Subscribe to our newsletter to keep up to date on all of our latest events, projects and news.
In the UK, many people speak languages other than English at home and this activity gives us an insight into how languages are used in homes, which is different from family to family. In any setting, multilingual people draw on a wide range of ‘linguistic resources’ – words, expressions and phrases from the various languages they know or are exposed to. The aim of this activity was to take a closer look at the nuances of multilingual homes, and to encourage participants to consider the varied and complex ways that languages can be used at home.
We prompted participants to think about the languages and words that they use, hear or see at home. Some of the questions we asked during the discussion were about different languages used with different members and generations of the family. We also asked if certain languages were more predominant during particular activities (e.g. mealtimes, studying, watching TV, visits from relatives, religious festivals etc.). As participants mentioned the different languages they spoke at home we asked whether they used words or expressions from those languages when speaking English or if they mixed words from different languages in the same sentence.
We encouraged participants who said they only spoke English at home to think about different languages that were present in their home through TV or radio programmes or on the labels of food items in their kitchen cupboards. We also prompted visitors who spoke English at home to think about the different languages they hear or see at work, around the school, in the neighbourhood and on public transport.
Participants were asked to draw a very basic cross-sectional outline of their home (or other building) and to show how they use language at home.

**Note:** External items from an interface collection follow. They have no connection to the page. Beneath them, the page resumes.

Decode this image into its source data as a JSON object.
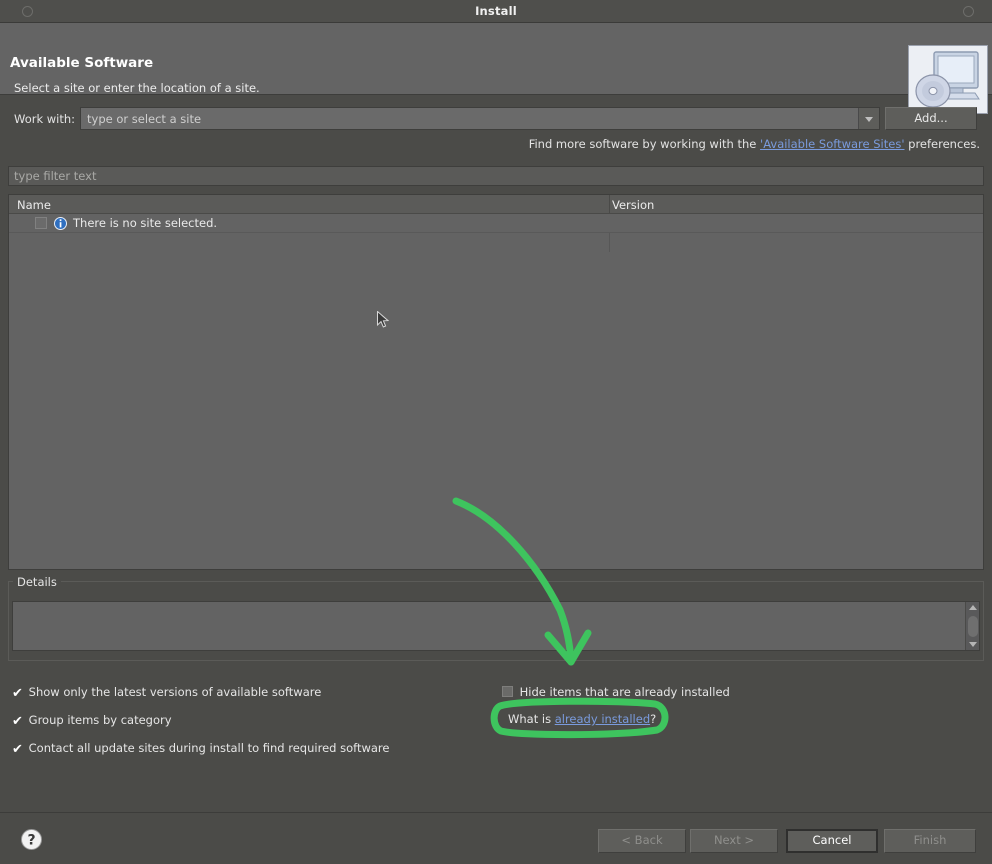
{
  "window": {
    "title": "Install",
    "left_button_icon": "window-menu-icon",
    "right_button_icon": "window-close-icon"
  },
  "banner": {
    "title": "Available Software",
    "subtitle": "Select a site or enter the location of a site.",
    "icon": "install-monitor-disc-icon"
  },
  "work_with": {
    "label": "Work with:",
    "value": "",
    "placeholder": "type or select a site",
    "dropdown_icon": "chevron-down-icon",
    "add_label": "Add..."
  },
  "find_more": {
    "prefix": "Find more software by working with the",
    "link": "'Available Software Sites'",
    "suffix": "preferences."
  },
  "filter": {
    "value": "",
    "placeholder": "type filter text"
  },
  "table": {
    "columns": [
      "Name",
      "Version"
    ],
    "rows": [
      {
        "checked": false,
        "icon": "info-icon",
        "name": "There is no site selected.",
        "version": ""
      }
    ]
  },
  "details": {
    "label": "Details",
    "content": "",
    "scrollbar": {
      "up_icon": "scroll-up-icon",
      "down_icon": "scroll-down-icon"
    }
  },
  "options": [
    {
      "label": "Show only the latest versions of available software",
      "checked": true
    },
    {
      "label": "Group items by category",
      "checked": true
    },
    {
      "label": "Contact all update sites during install to find required software",
      "checked": true
    },
    {
      "label": "Hide items that are already installed",
      "checked": false
    }
  ],
  "what_is": {
    "prefix": "What is",
    "link": "already installed",
    "suffix": "?"
  },
  "buttons": {
    "help_icon": "help-question-icon",
    "back": "< Back",
    "next": "Next >",
    "cancel": "Cancel",
    "finish": "Finish"
  },
  "annotations": {
    "color": "#3ec45e",
    "arrow": "curved-arrow-pointing-down-to-what-is-already-installed",
    "ellipse": "highlight-ellipse-around-what-is-already-installed"
  },
  "colors": {
    "dialog_bg": "#4b4b48",
    "banner_bg": "#646464",
    "table_bg": "#636363",
    "link": "#7a9bdd",
    "annotation_green": "#3ec45e"
  }
}
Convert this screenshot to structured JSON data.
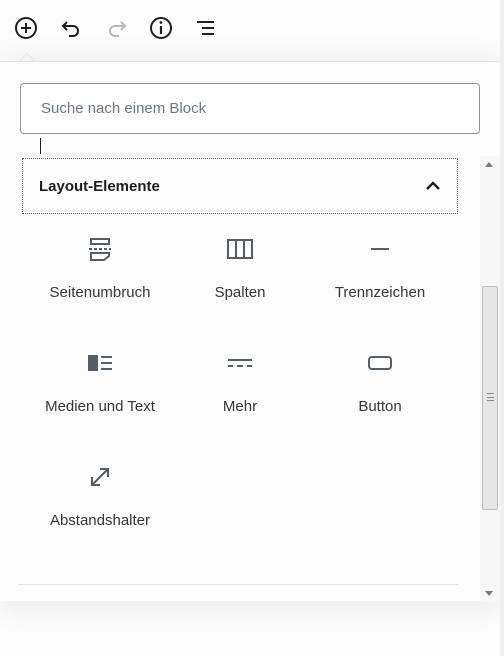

For example, they could: write the names of the languages they use; add speech bubbles featuring words or expressions from other languages that they use at home, perhaps as part of conversations in English (e.g. greetings, or family words such as “grandmother”); or label objects or people in any languages they wish. Some participants wanted to write words, or write the name of a language, in a non-Latin script, which we encouraged. Some said that they didn’t know how to write a language or a word that they use at home; in this case, we asked the participant to write it how it sounds to them, and not to worry too much about whether the spelling is right or wrong.
We found that we understood more about participants’ language use by asking them to speak about their artwork, so that we could understand their interpretation – this was done informally by circulating and asking them questions about their pictures. Having participants working on their drawings at the same table encouraged them to take their time with the activity and to interact with other participants sharing their experiences of language.
Manchester City of Literature is committed to inclusion and accessibility for everyone.
Every person who uses our website deserves an inclusive online experience with options allowing you to choose how best to navigate and consume information to suit your needs.
The Recite Me assistive technology toolbar allows for adjustments to all elements of the page including text, graphics, language, and navigation.